Required work: Please tally the lines in the data below that include the string "JSON", and reply with only the total.
[[ Material for this exercise open ]]
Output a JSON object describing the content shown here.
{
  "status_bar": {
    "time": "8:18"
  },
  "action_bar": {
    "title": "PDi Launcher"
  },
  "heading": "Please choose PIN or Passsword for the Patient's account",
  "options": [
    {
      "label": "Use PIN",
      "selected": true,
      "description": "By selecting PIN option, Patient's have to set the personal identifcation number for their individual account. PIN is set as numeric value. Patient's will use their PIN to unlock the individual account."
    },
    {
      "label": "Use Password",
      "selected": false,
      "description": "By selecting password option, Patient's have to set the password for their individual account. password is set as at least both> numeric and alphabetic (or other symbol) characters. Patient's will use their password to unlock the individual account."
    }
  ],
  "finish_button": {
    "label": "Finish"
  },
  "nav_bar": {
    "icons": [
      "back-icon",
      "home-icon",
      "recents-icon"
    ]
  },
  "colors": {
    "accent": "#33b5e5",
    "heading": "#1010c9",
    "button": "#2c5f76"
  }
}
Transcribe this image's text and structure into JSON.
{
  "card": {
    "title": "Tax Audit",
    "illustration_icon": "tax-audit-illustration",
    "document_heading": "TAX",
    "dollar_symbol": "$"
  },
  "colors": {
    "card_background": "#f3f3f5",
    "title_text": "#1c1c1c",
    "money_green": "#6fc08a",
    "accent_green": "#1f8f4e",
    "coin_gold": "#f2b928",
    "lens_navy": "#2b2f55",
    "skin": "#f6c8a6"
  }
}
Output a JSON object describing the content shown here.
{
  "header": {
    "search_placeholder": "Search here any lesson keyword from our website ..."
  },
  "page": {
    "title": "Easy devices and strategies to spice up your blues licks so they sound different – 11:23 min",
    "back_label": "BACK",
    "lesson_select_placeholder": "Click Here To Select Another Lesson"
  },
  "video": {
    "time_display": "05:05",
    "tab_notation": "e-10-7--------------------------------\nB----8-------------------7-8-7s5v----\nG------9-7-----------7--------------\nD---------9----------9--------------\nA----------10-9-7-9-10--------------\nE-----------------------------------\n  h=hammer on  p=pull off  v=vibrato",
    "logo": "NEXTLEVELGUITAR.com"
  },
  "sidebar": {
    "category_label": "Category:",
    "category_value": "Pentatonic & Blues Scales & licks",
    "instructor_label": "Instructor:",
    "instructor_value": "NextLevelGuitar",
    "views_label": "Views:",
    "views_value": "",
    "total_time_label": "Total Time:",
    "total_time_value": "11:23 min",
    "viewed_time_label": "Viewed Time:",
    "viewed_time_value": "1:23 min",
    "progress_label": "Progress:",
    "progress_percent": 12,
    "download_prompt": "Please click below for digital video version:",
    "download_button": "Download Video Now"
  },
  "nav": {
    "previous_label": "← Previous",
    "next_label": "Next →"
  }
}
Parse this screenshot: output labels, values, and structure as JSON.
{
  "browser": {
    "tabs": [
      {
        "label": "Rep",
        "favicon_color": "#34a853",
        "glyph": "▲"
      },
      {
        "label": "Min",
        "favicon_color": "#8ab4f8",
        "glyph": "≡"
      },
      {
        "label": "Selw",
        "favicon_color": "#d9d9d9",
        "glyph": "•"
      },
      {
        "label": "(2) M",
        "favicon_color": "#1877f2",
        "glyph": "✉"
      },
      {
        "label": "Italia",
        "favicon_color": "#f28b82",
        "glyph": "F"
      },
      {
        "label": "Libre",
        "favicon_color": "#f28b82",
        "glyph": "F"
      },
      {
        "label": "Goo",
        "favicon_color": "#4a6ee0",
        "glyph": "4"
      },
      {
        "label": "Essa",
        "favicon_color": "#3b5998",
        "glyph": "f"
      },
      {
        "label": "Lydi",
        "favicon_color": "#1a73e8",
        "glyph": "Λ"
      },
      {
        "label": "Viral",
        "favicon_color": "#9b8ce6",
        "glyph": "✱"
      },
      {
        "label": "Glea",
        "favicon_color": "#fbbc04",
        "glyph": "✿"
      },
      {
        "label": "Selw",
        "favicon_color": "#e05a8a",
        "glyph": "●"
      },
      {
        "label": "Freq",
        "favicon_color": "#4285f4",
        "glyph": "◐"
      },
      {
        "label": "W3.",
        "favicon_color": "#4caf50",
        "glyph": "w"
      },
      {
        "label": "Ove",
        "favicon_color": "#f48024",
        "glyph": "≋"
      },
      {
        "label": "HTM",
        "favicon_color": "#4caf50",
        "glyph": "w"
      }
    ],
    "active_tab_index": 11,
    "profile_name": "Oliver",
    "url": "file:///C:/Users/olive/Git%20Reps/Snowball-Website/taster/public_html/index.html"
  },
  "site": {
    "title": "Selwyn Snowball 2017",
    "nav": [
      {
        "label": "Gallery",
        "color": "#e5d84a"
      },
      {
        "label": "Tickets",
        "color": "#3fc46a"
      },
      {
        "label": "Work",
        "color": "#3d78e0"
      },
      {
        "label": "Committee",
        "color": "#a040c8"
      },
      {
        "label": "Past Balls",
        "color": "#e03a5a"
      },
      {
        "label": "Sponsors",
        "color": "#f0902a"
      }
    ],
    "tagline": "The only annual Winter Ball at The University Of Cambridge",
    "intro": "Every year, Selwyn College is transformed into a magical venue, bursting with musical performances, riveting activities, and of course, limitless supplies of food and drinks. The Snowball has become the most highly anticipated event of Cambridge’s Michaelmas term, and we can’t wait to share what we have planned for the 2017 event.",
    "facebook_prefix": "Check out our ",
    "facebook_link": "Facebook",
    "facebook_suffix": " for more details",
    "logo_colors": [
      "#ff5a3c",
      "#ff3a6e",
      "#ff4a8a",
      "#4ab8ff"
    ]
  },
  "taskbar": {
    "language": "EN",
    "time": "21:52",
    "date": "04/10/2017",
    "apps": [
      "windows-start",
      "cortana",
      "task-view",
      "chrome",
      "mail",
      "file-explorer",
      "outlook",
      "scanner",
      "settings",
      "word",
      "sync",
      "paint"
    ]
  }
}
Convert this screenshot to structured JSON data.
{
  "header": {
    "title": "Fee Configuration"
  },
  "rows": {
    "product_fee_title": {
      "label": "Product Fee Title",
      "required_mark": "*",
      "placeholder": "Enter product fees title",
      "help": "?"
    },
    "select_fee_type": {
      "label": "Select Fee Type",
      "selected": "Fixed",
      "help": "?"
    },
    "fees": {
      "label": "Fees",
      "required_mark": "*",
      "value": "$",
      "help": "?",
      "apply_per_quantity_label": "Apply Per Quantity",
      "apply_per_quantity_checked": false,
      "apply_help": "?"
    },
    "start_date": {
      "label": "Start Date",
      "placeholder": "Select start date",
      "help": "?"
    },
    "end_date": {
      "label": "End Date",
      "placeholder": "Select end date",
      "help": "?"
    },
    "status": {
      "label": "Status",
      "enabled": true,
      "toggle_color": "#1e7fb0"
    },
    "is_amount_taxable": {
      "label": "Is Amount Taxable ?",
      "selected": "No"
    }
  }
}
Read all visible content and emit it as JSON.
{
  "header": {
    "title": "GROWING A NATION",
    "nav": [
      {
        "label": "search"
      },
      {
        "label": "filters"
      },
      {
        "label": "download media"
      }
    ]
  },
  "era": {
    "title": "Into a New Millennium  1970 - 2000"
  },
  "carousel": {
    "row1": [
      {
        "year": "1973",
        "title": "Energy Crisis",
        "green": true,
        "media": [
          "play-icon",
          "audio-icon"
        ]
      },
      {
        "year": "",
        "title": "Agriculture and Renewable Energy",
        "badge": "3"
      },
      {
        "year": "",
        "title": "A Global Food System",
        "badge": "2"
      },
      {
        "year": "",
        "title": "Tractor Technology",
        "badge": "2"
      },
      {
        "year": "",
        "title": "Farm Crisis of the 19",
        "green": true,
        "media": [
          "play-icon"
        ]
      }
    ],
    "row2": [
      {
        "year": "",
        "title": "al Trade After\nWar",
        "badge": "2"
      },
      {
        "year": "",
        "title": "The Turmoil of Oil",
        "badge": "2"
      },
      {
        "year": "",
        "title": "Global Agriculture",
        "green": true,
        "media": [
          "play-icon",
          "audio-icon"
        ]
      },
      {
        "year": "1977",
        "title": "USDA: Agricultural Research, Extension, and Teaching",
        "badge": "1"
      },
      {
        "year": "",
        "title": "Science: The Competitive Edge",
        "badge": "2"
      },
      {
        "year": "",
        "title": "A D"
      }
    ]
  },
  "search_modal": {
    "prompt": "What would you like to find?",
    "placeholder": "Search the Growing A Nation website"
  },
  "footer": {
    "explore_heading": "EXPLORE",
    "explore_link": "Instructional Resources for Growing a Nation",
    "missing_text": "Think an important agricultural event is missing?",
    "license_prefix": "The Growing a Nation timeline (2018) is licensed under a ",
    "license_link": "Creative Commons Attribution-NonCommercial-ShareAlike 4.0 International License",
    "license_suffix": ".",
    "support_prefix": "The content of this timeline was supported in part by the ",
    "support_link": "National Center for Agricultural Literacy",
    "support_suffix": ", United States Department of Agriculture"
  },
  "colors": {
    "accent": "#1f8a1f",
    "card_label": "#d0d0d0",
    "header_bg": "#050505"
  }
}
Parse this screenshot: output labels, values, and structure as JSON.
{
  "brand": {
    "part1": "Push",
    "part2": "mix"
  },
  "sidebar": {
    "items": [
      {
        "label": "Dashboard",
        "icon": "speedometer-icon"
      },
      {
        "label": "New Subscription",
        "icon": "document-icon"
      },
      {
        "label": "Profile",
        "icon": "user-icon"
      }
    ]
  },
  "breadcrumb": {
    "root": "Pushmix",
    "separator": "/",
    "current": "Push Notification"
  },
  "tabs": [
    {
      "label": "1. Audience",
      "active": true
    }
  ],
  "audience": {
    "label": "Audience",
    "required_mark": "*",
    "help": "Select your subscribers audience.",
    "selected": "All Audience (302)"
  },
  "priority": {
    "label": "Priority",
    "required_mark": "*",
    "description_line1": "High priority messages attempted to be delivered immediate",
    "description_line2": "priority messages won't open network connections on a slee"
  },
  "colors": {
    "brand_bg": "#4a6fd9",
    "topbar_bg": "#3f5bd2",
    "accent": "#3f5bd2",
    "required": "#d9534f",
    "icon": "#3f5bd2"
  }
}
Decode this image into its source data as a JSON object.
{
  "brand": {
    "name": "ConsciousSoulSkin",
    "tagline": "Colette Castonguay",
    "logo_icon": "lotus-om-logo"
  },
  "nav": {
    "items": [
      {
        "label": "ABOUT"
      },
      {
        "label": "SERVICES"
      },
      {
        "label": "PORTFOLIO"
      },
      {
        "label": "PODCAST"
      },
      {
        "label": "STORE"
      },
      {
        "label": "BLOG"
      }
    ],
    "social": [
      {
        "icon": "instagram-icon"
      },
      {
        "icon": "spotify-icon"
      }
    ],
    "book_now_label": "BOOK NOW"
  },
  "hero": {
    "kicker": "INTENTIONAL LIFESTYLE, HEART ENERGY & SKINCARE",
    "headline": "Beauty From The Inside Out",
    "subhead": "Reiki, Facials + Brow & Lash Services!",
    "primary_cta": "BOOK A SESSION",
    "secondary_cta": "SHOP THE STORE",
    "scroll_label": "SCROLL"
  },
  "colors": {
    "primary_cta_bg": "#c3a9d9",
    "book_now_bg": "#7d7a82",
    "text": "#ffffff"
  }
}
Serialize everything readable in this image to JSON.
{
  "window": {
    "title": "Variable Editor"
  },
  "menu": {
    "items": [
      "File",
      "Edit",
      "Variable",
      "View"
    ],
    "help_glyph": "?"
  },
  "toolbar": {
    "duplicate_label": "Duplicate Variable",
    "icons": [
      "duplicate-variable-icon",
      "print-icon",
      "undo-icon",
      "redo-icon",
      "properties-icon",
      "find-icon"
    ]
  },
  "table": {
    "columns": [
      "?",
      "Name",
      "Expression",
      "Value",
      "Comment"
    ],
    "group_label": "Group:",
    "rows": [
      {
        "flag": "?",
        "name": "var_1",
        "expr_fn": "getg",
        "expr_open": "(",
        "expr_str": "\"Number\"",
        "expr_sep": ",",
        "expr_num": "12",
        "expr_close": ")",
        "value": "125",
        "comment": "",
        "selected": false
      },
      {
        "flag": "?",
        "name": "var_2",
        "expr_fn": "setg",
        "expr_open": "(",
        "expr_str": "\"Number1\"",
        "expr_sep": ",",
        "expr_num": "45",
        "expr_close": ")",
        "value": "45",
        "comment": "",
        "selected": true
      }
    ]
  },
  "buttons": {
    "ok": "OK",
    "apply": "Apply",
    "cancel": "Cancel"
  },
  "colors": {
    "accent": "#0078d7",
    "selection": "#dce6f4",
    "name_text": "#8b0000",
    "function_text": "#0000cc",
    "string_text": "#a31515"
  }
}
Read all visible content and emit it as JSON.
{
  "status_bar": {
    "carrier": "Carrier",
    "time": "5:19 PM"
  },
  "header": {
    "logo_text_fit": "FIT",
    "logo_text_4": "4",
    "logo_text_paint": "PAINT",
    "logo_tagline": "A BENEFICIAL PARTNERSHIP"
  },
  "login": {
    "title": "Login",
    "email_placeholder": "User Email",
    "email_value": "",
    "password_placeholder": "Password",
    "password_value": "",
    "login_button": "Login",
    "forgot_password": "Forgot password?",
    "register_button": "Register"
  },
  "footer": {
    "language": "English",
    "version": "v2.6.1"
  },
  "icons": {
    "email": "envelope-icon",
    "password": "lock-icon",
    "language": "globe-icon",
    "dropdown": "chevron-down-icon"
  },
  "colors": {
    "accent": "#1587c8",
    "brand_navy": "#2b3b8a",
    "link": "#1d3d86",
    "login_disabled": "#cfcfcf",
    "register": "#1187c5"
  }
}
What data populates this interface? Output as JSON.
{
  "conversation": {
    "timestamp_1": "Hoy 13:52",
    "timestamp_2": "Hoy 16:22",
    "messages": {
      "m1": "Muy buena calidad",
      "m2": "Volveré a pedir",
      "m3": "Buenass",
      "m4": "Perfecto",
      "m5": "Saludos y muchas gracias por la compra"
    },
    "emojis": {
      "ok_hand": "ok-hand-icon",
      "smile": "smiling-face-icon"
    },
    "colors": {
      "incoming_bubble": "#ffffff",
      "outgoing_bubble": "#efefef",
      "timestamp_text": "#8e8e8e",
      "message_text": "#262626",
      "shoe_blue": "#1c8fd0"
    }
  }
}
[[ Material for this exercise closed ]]
Result for this exercise: 11